type() vs. isinstance() in Python

One elementary error people make is using the type() function where isinstance() would be more appropriate1.

If you’re checking to see if an object has a certain type, you want isinstance() as it checks to see if the object passed in the first argument is of the type of any of the type objects passed in the second argument. Thus, it works as expected with subclassing and old-style classes, all of which have the legacy type object instance.

type(), on the other hand, simply returns the type object of an object and comparing what it returns to another type object will only yield True when you use the exact same type object on both sides.

By way of example, here’s what happens when subclassing dict:

>>> foo = {}

>>> type(foo)
<type 'dict'>

>>> class MyDict(dict):
...     pass

>>> bar = MyDict()

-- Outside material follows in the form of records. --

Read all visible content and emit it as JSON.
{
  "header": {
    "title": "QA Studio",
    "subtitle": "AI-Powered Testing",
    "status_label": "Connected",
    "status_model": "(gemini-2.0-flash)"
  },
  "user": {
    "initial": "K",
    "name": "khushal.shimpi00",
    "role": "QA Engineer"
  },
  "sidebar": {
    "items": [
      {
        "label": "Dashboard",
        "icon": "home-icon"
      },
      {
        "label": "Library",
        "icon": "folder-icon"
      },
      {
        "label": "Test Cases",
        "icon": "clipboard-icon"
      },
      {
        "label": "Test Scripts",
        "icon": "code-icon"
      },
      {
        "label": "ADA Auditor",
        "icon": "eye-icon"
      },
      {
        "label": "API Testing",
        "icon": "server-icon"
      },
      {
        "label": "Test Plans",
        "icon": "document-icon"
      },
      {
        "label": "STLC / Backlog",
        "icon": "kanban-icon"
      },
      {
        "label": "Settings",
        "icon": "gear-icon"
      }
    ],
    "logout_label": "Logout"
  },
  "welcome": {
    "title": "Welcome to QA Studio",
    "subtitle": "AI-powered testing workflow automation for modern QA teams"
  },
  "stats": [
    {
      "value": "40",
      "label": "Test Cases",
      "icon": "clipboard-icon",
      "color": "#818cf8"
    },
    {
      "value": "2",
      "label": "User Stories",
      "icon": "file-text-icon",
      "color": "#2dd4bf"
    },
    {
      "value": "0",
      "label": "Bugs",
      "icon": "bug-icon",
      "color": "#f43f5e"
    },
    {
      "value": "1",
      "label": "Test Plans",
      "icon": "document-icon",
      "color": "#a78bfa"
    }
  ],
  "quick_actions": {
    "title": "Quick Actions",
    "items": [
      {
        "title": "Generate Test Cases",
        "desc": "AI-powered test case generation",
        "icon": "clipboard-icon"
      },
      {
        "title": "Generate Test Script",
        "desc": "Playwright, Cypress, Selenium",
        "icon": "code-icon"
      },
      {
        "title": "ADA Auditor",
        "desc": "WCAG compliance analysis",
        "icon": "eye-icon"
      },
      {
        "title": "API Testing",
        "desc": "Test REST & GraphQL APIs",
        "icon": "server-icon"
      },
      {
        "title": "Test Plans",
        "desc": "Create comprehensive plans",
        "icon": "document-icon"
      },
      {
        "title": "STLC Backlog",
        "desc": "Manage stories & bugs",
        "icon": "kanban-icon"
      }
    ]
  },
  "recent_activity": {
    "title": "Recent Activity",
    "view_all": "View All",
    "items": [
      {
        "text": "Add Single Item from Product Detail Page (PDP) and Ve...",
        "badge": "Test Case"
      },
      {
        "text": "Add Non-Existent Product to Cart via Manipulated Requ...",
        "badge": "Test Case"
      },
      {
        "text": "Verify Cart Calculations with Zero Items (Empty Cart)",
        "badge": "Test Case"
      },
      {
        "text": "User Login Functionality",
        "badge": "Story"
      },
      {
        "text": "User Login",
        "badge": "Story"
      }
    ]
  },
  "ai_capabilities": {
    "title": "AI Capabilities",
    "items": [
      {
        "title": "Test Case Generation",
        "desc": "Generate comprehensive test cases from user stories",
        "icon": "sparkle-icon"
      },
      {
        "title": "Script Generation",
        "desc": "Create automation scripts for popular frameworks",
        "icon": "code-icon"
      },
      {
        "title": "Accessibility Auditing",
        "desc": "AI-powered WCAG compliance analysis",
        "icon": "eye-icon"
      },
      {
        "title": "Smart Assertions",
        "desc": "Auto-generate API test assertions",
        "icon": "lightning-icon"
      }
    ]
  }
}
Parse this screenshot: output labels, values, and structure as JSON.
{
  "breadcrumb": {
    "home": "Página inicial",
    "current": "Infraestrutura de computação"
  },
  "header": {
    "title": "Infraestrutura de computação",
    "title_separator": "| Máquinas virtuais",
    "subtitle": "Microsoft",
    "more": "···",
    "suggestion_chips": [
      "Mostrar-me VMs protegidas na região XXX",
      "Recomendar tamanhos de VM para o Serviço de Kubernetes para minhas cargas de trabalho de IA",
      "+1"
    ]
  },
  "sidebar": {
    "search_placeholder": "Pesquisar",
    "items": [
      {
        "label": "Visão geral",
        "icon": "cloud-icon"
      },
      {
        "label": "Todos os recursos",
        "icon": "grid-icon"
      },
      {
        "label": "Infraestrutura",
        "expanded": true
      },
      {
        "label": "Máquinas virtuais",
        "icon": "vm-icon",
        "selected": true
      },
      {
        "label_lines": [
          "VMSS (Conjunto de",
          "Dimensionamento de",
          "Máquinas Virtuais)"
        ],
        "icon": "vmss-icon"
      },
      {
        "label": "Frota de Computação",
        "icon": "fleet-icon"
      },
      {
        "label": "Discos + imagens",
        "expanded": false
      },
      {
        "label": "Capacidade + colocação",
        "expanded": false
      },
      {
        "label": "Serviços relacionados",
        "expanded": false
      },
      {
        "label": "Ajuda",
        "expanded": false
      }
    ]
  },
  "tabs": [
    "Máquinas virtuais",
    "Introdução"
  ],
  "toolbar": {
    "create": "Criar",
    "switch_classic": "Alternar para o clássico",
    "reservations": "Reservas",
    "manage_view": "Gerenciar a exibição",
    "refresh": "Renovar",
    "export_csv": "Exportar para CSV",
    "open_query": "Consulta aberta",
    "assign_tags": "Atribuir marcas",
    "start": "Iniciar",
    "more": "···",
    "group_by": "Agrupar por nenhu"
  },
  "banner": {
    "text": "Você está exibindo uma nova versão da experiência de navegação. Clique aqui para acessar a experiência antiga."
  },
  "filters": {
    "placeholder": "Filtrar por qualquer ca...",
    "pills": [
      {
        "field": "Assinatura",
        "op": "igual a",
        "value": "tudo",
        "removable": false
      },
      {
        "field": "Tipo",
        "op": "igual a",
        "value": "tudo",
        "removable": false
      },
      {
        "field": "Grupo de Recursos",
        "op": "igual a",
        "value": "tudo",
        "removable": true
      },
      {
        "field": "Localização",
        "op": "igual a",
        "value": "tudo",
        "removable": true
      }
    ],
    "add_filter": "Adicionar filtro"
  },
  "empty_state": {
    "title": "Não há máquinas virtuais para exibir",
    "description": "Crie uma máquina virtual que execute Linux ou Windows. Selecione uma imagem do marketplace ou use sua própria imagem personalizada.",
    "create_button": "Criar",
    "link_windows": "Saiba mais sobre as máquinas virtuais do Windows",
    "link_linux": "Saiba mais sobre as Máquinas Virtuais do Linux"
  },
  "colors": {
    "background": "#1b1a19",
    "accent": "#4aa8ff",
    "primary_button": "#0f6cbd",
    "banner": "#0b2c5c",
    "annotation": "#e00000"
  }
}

>>> type(bar)
<class '__main__.MyDict'>

>>> type(bar) == dict
False                     # Unexpected result

>>> isinstance(bar, dict)
True                      # Expected result

As you can see, isinstance() gives the result you’re more likely to want.

  1. Though use of isinstance() is typically a marker of a flawed design and itself ought to be avoided if possible

Created at 17:47 UTC on August 31st, 2010